Also on the Key's busy schedule, there's a tentative foreign film lineup running into early 1986: Upcoming titles include Krzysztof Zanussi's A Year of the Quiet Sun, Luc Besson's Subway, Percy Adlon's Sugarbaby and Akira Kurosawa's Ran. Call 965-4401 for details.

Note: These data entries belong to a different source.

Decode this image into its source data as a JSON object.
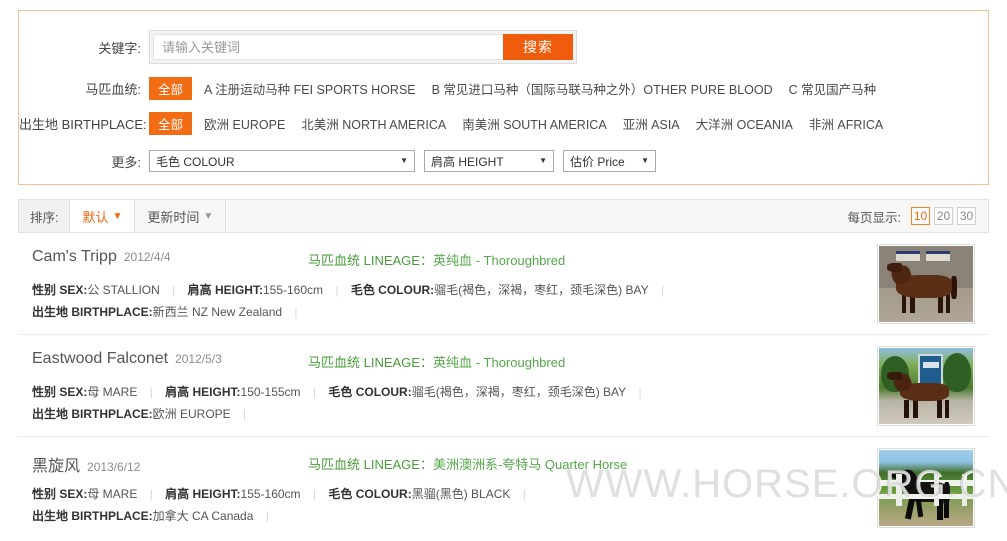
{
  "search": {
    "keyword_label": "关键字:",
    "placeholder": "请输入关键词",
    "value": "",
    "button_label": "搜索"
  },
  "filters": {
    "lineage": {
      "label": "马匹血统:",
      "options": [
        "全部",
        "A 注册运动马种 FEI SPORTS HORSE",
        "B 常见进口马种（国际马联马种之外）OTHER PURE BLOOD",
        "C 常见国产马种"
      ],
      "selected": "全部"
    },
    "birthplace": {
      "label": "出生地 BIRTHPLACE:",
      "options": [
        "全部",
        "欧洲 EUROPE",
        "北美洲 NORTH AMERICA",
        "南美洲 SOUTH AMERICA",
        "亚洲 ASIA",
        "大洋洲 OCEANIA",
        "非洲 AFRICA"
      ],
      "selected": "全部"
    },
    "more": {
      "label": "更多:",
      "selects": [
        {
          "name": "colour",
          "value": "毛色 COLOUR"
        },
        {
          "name": "height",
          "value": "肩高 HEIGHT"
        },
        {
          "name": "price",
          "value": "估价 Price"
        }
      ]
    }
  },
  "sortbar": {
    "label": "排序:",
    "items": [
      {
        "label": "默认",
        "arrow": "▼",
        "active": true
      },
      {
        "label": "更新时间",
        "arrow": "▼",
        "active": false
      }
    ],
    "perpage_label": "每页显示:",
    "perpage_options": [
      "10",
      "20",
      "30"
    ],
    "perpage_selected": "10",
    "accent_color": "#f4690e"
  },
  "labels": {
    "lineage_prefix": "马匹血统 LINEAGE：",
    "sex": "性别 SEX:",
    "height": "肩高 HEIGHT:",
    "colour": "毛色 COLOUR:",
    "birthplace": "出生地 BIRTHPLACE:"
  },
  "listings": [
    {
      "name": "Cam's Tripp",
      "date": "2012/4/4",
      "lineage": "英纯血 - Thoroughbred",
      "sex": "公 STALLION",
      "height": "155-160cm",
      "colour": "骝毛(褐色，深褐，枣红，颈毛深色) BAY",
      "birthplace": "新西兰 NZ New Zealand"
    },
    {
      "name": "Eastwood Falconet",
      "date": "2012/5/3",
      "lineage": "英纯血 - Thoroughbred",
      "sex": "母 MARE",
      "height": "150-155cm",
      "colour": "骝毛(褐色，深褐，枣红，颈毛深色) BAY",
      "birthplace": "欧洲 EUROPE"
    },
    {
      "name": "黑旋风",
      "date": "2013/6/12",
      "lineage": "美洲澳洲系-夸特马 Quarter Horse",
      "sex": "母 MARE",
      "height": "155-160cm",
      "colour": "黑骝(黑色) BLACK",
      "birthplace": "加拿大 CA Canada"
    }
  ],
  "watermark": "WWW.HORSE.ORG.CN"
}
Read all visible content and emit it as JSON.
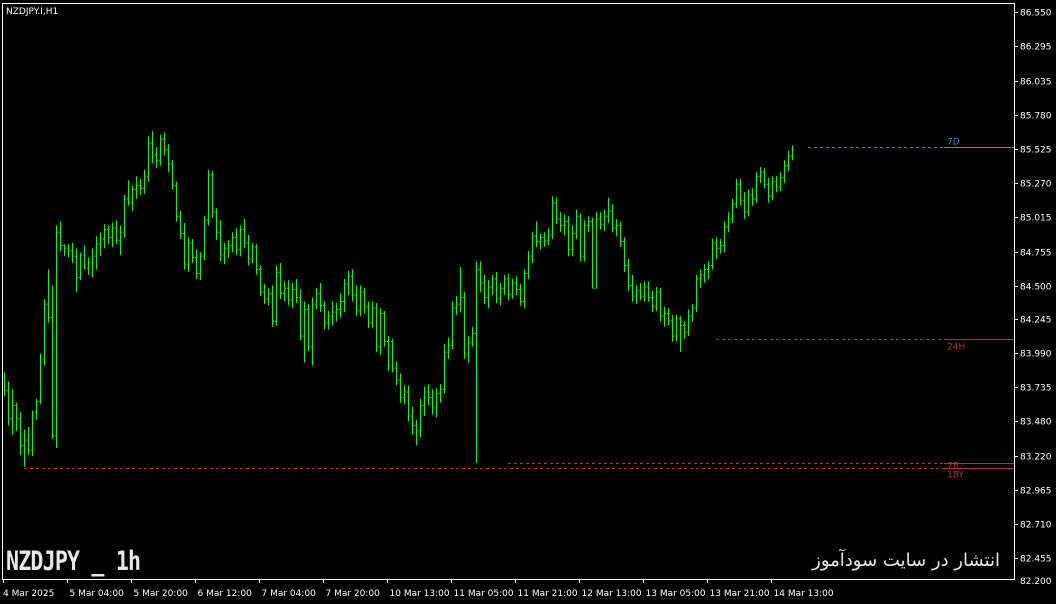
{
  "symbol_label": "NZDJPY.I,H1",
  "watermark": {
    "left": "NZDJPY _ 1h",
    "right": "انتشار در سایت سودآموز"
  },
  "colors": {
    "background": "#000000",
    "candle": "#00ff00",
    "frame": "#ffffff",
    "level_blue": "#4a7fd4",
    "level_red": "#c0303a"
  },
  "chart_data": {
    "type": "candlestick",
    "title": "NZDJPY.I,H1",
    "ylim": [
      82.297,
      86.613
    ],
    "y_ticks": [
      86.55,
      86.295,
      86.035,
      85.78,
      85.525,
      85.27,
      85.015,
      84.755,
      84.5,
      84.245,
      83.99,
      83.735,
      83.48,
      83.22,
      82.965,
      82.71,
      82.455,
      82.2
    ],
    "y_tick_labels": [
      "86.550",
      "86.295",
      "86.035",
      "85.780",
      "85.525",
      "85.270",
      "85.015",
      "84.755",
      "84.500",
      "84.245",
      "83.990",
      "83.735",
      "83.480",
      "83.220",
      "82.965",
      "82.710",
      "82.455",
      "82.200"
    ],
    "x_tick_labels": [
      "4 Mar 2025",
      "5 Mar 04:00",
      "5 Mar 20:00",
      "6 Mar 12:00",
      "7 Mar 04:00",
      "7 Mar 20:00",
      "10 Mar 13:00",
      "11 Mar 05:00",
      "11 Mar 21:00",
      "12 Mar 13:00",
      "13 Mar 05:00",
      "13 Mar 21:00",
      "14 Mar 13:00"
    ],
    "levels": [
      {
        "label": "7D",
        "price": 85.54,
        "color": "#4a7fd4",
        "start_bar": 201
      },
      {
        "label": "24H",
        "price": 84.1,
        "color": "#c0303a",
        "start_bar": 178
      },
      {
        "label": "7B",
        "price": 83.17,
        "color": "#c0303a",
        "start_bar": 126
      },
      {
        "label": "1BY",
        "price": 83.13,
        "color": "#c0303a",
        "start_bar": 5
      }
    ],
    "candles": [
      [
        83.81,
        83.85,
        83.67,
        83.71
      ],
      [
        83.71,
        83.78,
        83.45,
        83.5
      ],
      [
        83.5,
        83.72,
        83.38,
        83.6
      ],
      [
        83.6,
        83.62,
        83.41,
        83.5
      ],
      [
        83.5,
        83.55,
        83.23,
        83.3
      ],
      [
        83.3,
        83.42,
        83.14,
        83.34
      ],
      [
        83.34,
        83.44,
        83.23,
        83.26
      ],
      [
        83.26,
        83.56,
        83.22,
        83.55
      ],
      [
        83.55,
        83.65,
        83.49,
        83.63
      ],
      [
        83.63,
        83.99,
        83.61,
        83.95
      ],
      [
        83.95,
        84.4,
        83.9,
        84.36
      ],
      [
        84.36,
        84.62,
        84.22,
        84.26
      ],
      [
        84.26,
        84.5,
        83.35,
        83.37
      ],
      [
        83.37,
        84.95,
        83.28,
        84.9
      ],
      [
        84.9,
        84.98,
        84.76,
        84.8
      ],
      [
        84.8,
        84.81,
        84.72,
        84.78
      ],
      [
        84.78,
        84.81,
        84.71,
        84.76
      ],
      [
        84.76,
        84.82,
        84.67,
        84.72
      ],
      [
        84.72,
        84.78,
        84.45,
        84.56
      ],
      [
        84.56,
        84.75,
        84.54,
        84.73
      ],
      [
        84.73,
        84.8,
        84.62,
        84.63
      ],
      [
        84.63,
        84.71,
        84.58,
        84.67
      ],
      [
        84.67,
        84.78,
        84.56,
        84.72
      ],
      [
        84.72,
        84.87,
        84.62,
        84.81
      ],
      [
        84.81,
        84.9,
        84.72,
        84.85
      ],
      [
        84.85,
        84.96,
        84.78,
        84.92
      ],
      [
        84.92,
        84.95,
        84.81,
        84.86
      ],
      [
        84.86,
        84.97,
        84.79,
        84.93
      ],
      [
        84.93,
        84.99,
        84.81,
        84.84
      ],
      [
        84.84,
        84.95,
        84.73,
        84.9
      ],
      [
        84.9,
        85.18,
        84.86,
        85.15
      ],
      [
        85.15,
        85.29,
        85.1,
        85.12
      ],
      [
        85.12,
        85.25,
        85.06,
        85.22
      ],
      [
        85.22,
        85.32,
        85.15,
        85.25
      ],
      [
        85.25,
        85.3,
        85.18,
        85.23
      ],
      [
        85.23,
        85.37,
        85.19,
        85.32
      ],
      [
        85.32,
        85.62,
        85.28,
        85.57
      ],
      [
        85.57,
        85.66,
        85.42,
        85.48
      ],
      [
        85.48,
        85.54,
        85.38,
        85.44
      ],
      [
        85.44,
        85.63,
        85.4,
        85.6
      ],
      [
        85.6,
        85.65,
        85.48,
        85.52
      ],
      [
        85.52,
        85.56,
        85.35,
        85.41
      ],
      [
        85.41,
        85.44,
        85.22,
        85.25
      ],
      [
        85.25,
        85.28,
        84.98,
        85.02
      ],
      [
        85.02,
        85.06,
        84.85,
        84.89
      ],
      [
        84.89,
        84.97,
        84.62,
        84.66
      ],
      [
        84.66,
        84.86,
        84.6,
        84.82
      ],
      [
        84.82,
        84.85,
        84.67,
        84.71
      ],
      [
        84.71,
        84.77,
        84.55,
        84.59
      ],
      [
        84.59,
        84.75,
        84.54,
        84.72
      ],
      [
        84.72,
        85.02,
        84.69,
        84.99
      ],
      [
        84.99,
        85.37,
        84.95,
        85.33
      ],
      [
        85.33,
        85.36,
        85.01,
        85.05
      ],
      [
        85.05,
        85.08,
        84.84,
        84.9
      ],
      [
        84.9,
        84.99,
        84.68,
        84.73
      ],
      [
        84.73,
        84.82,
        84.66,
        84.78
      ],
      [
        84.78,
        84.84,
        84.71,
        84.8
      ],
      [
        84.8,
        84.9,
        84.75,
        84.86
      ],
      [
        84.86,
        84.93,
        84.73,
        84.77
      ],
      [
        84.77,
        84.95,
        84.72,
        84.92
      ],
      [
        84.92,
        85.0,
        84.78,
        84.82
      ],
      [
        84.82,
        84.88,
        84.65,
        84.7
      ],
      [
        84.7,
        84.82,
        84.67,
        84.79
      ],
      [
        84.79,
        84.81,
        84.58,
        84.62
      ],
      [
        84.62,
        84.65,
        84.42,
        84.45
      ],
      [
        84.45,
        84.51,
        84.36,
        84.4
      ],
      [
        84.4,
        84.48,
        84.35,
        84.44
      ],
      [
        84.44,
        84.5,
        84.19,
        84.23
      ],
      [
        84.23,
        84.65,
        84.2,
        84.6
      ],
      [
        84.6,
        84.67,
        84.4,
        84.44
      ],
      [
        84.44,
        84.53,
        84.38,
        84.48
      ],
      [
        84.48,
        84.54,
        84.35,
        84.39
      ],
      [
        84.39,
        84.52,
        84.33,
        84.47
      ],
      [
        84.47,
        84.55,
        84.37,
        84.41
      ],
      [
        84.41,
        84.47,
        84.09,
        84.12
      ],
      [
        84.12,
        84.38,
        83.92,
        84.32
      ],
      [
        84.32,
        84.36,
        84.01,
        84.04
      ],
      [
        84.04,
        84.41,
        83.9,
        84.36
      ],
      [
        84.36,
        84.48,
        84.32,
        84.44
      ],
      [
        84.44,
        84.52,
        84.3,
        84.35
      ],
      [
        84.35,
        84.38,
        84.17,
        84.22
      ],
      [
        84.22,
        84.31,
        84.17,
        84.27
      ],
      [
        84.27,
        84.38,
        84.2,
        84.3
      ],
      [
        84.3,
        84.37,
        84.23,
        84.32
      ],
      [
        84.32,
        84.44,
        84.26,
        84.38
      ],
      [
        84.38,
        84.55,
        84.3,
        84.51
      ],
      [
        84.51,
        84.61,
        84.43,
        84.57
      ],
      [
        84.57,
        84.62,
        84.38,
        84.43
      ],
      [
        84.43,
        84.5,
        84.27,
        84.31
      ],
      [
        84.31,
        84.5,
        84.27,
        84.45
      ],
      [
        84.45,
        84.48,
        84.29,
        84.34
      ],
      [
        84.34,
        84.38,
        84.18,
        84.22
      ],
      [
        84.22,
        84.38,
        84.18,
        84.33
      ],
      [
        84.33,
        84.37,
        84.0,
        84.04
      ],
      [
        84.04,
        84.33,
        83.98,
        84.29
      ],
      [
        84.29,
        84.31,
        84.04,
        84.08
      ],
      [
        84.08,
        84.12,
        83.86,
        83.9
      ],
      [
        84.08,
        84.1,
        83.85,
        83.88
      ],
      [
        83.88,
        83.93,
        83.75,
        83.79
      ],
      [
        83.79,
        83.84,
        83.62,
        83.66
      ],
      [
        83.66,
        83.75,
        83.61,
        83.7
      ],
      [
        83.7,
        83.75,
        83.48,
        83.52
      ],
      [
        83.52,
        83.59,
        83.38,
        83.45
      ],
      [
        83.45,
        83.49,
        83.3,
        83.41
      ],
      [
        83.41,
        83.65,
        83.36,
        83.6
      ],
      [
        83.6,
        83.74,
        83.52,
        83.7
      ],
      [
        83.7,
        83.76,
        83.6,
        83.66
      ],
      [
        83.66,
        83.72,
        83.53,
        83.58
      ],
      [
        83.58,
        83.73,
        83.51,
        83.69
      ],
      [
        83.69,
        83.76,
        83.62,
        83.72
      ],
      [
        83.72,
        84.06,
        83.69,
        84.0
      ],
      [
        84.0,
        84.11,
        83.95,
        84.05
      ],
      [
        84.05,
        84.38,
        84.02,
        84.33
      ],
      [
        84.33,
        84.42,
        84.28,
        84.36
      ],
      [
        84.36,
        84.64,
        84.3,
        84.41
      ],
      [
        84.41,
        84.45,
        83.95,
        83.98
      ],
      [
        83.98,
        84.12,
        83.92,
        84.07
      ],
      [
        84.07,
        84.19,
        84.04,
        84.14
      ],
      [
        84.14,
        84.68,
        83.17,
        84.62
      ],
      [
        84.62,
        84.68,
        84.45,
        84.52
      ],
      [
        84.52,
        84.58,
        84.36,
        84.41
      ],
      [
        84.41,
        84.54,
        84.33,
        84.49
      ],
      [
        84.49,
        84.58,
        84.43,
        84.55
      ],
      [
        84.55,
        84.6,
        84.37,
        84.4
      ],
      [
        84.4,
        84.52,
        84.35,
        84.48
      ],
      [
        84.48,
        84.58,
        84.43,
        84.55
      ],
      [
        84.55,
        84.59,
        84.39,
        84.43
      ],
      [
        84.43,
        84.55,
        84.4,
        84.52
      ],
      [
        84.52,
        84.57,
        84.43,
        84.47
      ],
      [
        84.47,
        84.51,
        84.35,
        84.38
      ],
      [
        84.38,
        84.62,
        84.33,
        84.59
      ],
      [
        84.59,
        84.76,
        84.55,
        84.72
      ],
      [
        84.72,
        84.9,
        84.67,
        84.87
      ],
      [
        84.87,
        84.98,
        84.79,
        84.83
      ],
      [
        84.83,
        84.89,
        84.77,
        84.86
      ],
      [
        84.86,
        84.9,
        84.79,
        84.84
      ],
      [
        84.84,
        84.93,
        84.8,
        84.88
      ],
      [
        84.88,
        85.17,
        84.85,
        85.12
      ],
      [
        85.12,
        85.16,
        84.96,
        85.0
      ],
      [
        85.0,
        85.05,
        84.9,
        84.95
      ],
      [
        84.95,
        85.03,
        84.88,
        84.98
      ],
      [
        84.98,
        85.02,
        84.72,
        84.77
      ],
      [
        84.77,
        84.95,
        84.72,
        84.89
      ],
      [
        84.89,
        85.07,
        84.85,
        85.02
      ],
      [
        85.02,
        85.04,
        84.68,
        84.72
      ],
      [
        84.72,
        84.99,
        84.68,
        84.95
      ],
      [
        84.95,
        85.02,
        84.9,
        84.98
      ],
      [
        84.98,
        85.01,
        84.48,
        84.48
      ],
      [
        84.48,
        85.05,
        84.48,
        85.0
      ],
      [
        85.0,
        85.05,
        84.92,
        84.96
      ],
      [
        84.96,
        85.07,
        84.91,
        85.02
      ],
      [
        85.02,
        85.16,
        84.97,
        85.06
      ],
      [
        85.06,
        85.11,
        84.9,
        84.93
      ],
      [
        84.93,
        85.0,
        84.87,
        84.95
      ],
      [
        84.95,
        84.98,
        84.79,
        84.83
      ],
      [
        84.83,
        84.86,
        84.6,
        84.65
      ],
      [
        84.65,
        84.7,
        84.46,
        84.5
      ],
      [
        84.5,
        84.58,
        84.38,
        84.42
      ],
      [
        84.42,
        84.5,
        84.36,
        84.46
      ],
      [
        84.46,
        84.52,
        84.39,
        84.42
      ],
      [
        84.42,
        84.53,
        84.38,
        84.49
      ],
      [
        84.49,
        84.53,
        84.38,
        84.41
      ],
      [
        84.41,
        84.46,
        84.3,
        84.34
      ],
      [
        84.34,
        84.49,
        84.31,
        84.45
      ],
      [
        84.45,
        84.48,
        84.23,
        84.27
      ],
      [
        84.27,
        84.34,
        84.19,
        84.29
      ],
      [
        84.29,
        84.33,
        84.2,
        84.24
      ],
      [
        84.24,
        84.28,
        84.08,
        84.12
      ],
      [
        84.12,
        84.28,
        84.08,
        84.25
      ],
      [
        84.25,
        84.27,
        84.0,
        84.2
      ],
      [
        84.2,
        84.23,
        84.1,
        84.15
      ],
      [
        84.15,
        84.32,
        84.12,
        84.27
      ],
      [
        84.27,
        84.36,
        84.23,
        84.33
      ],
      [
        84.33,
        84.58,
        84.3,
        84.55
      ],
      [
        84.55,
        84.62,
        84.48,
        84.58
      ],
      [
        84.58,
        84.66,
        84.52,
        84.62
      ],
      [
        84.62,
        84.68,
        84.55,
        84.65
      ],
      [
        84.65,
        84.85,
        84.62,
        84.82
      ],
      [
        84.82,
        84.86,
        84.7,
        84.78
      ],
      [
        84.78,
        84.85,
        84.74,
        84.8
      ],
      [
        84.8,
        84.98,
        84.75,
        84.94
      ],
      [
        84.94,
        85.05,
        84.9,
        85.0
      ],
      [
        85.0,
        85.15,
        84.97,
        85.11
      ],
      [
        85.11,
        85.3,
        85.08,
        85.26
      ],
      [
        85.26,
        85.3,
        85.1,
        85.14
      ],
      [
        85.14,
        85.2,
        85.0,
        85.05
      ],
      [
        85.05,
        85.22,
        85.02,
        85.18
      ],
      [
        85.18,
        85.23,
        85.1,
        85.15
      ],
      [
        85.15,
        85.35,
        85.12,
        85.32
      ],
      [
        85.32,
        85.39,
        85.27,
        85.35
      ],
      [
        85.35,
        85.38,
        85.23,
        85.26
      ],
      [
        85.26,
        85.31,
        85.12,
        85.17
      ],
      [
        85.17,
        85.32,
        85.14,
        85.28
      ],
      [
        85.28,
        85.32,
        85.2,
        85.24
      ],
      [
        85.24,
        85.35,
        85.21,
        85.31
      ],
      [
        85.31,
        85.44,
        85.27,
        85.4
      ],
      [
        85.4,
        85.51,
        85.36,
        85.47
      ],
      [
        85.47,
        85.55,
        85.44,
        85.52
      ]
    ]
  }
}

According to the Washington-based Motion Picture Information Service, the area's 10 top- grossing pictures for the week ending November 7 were, in descending order: A Nightmare on Elm Street 2: Freddy's Revenge (breaking wide on 21 screens); To Live and Die in L.A. (opening at 20 houses); Death Wish 3 (debuting on 17 screens); Jagged Edge (losing three houses to 15 in week five); Krush Groove (staying on 21 screens in its second week); Back to the Future (dropping three to 14 houses in its 18th week); Commando (moving from 24 to 22 screens in week five); Agnes of God (gaining another house, to nine, in its sixth week); After Hours (also adding a screen, to 10, in a month of release); and Re- Animator (holding steady at 12 houses in week two).

New Line Cinema took in 18 percent of the local gross with "Nightmare," and the two other independent releases of the week ("Death Wish" and "Re-Animator") helped spark a surge that resulted in a 20 percent increase over last week's figures. Looks like despite the good eather, people are starting to go back to first-run movies again (even if it is to see slasher fare).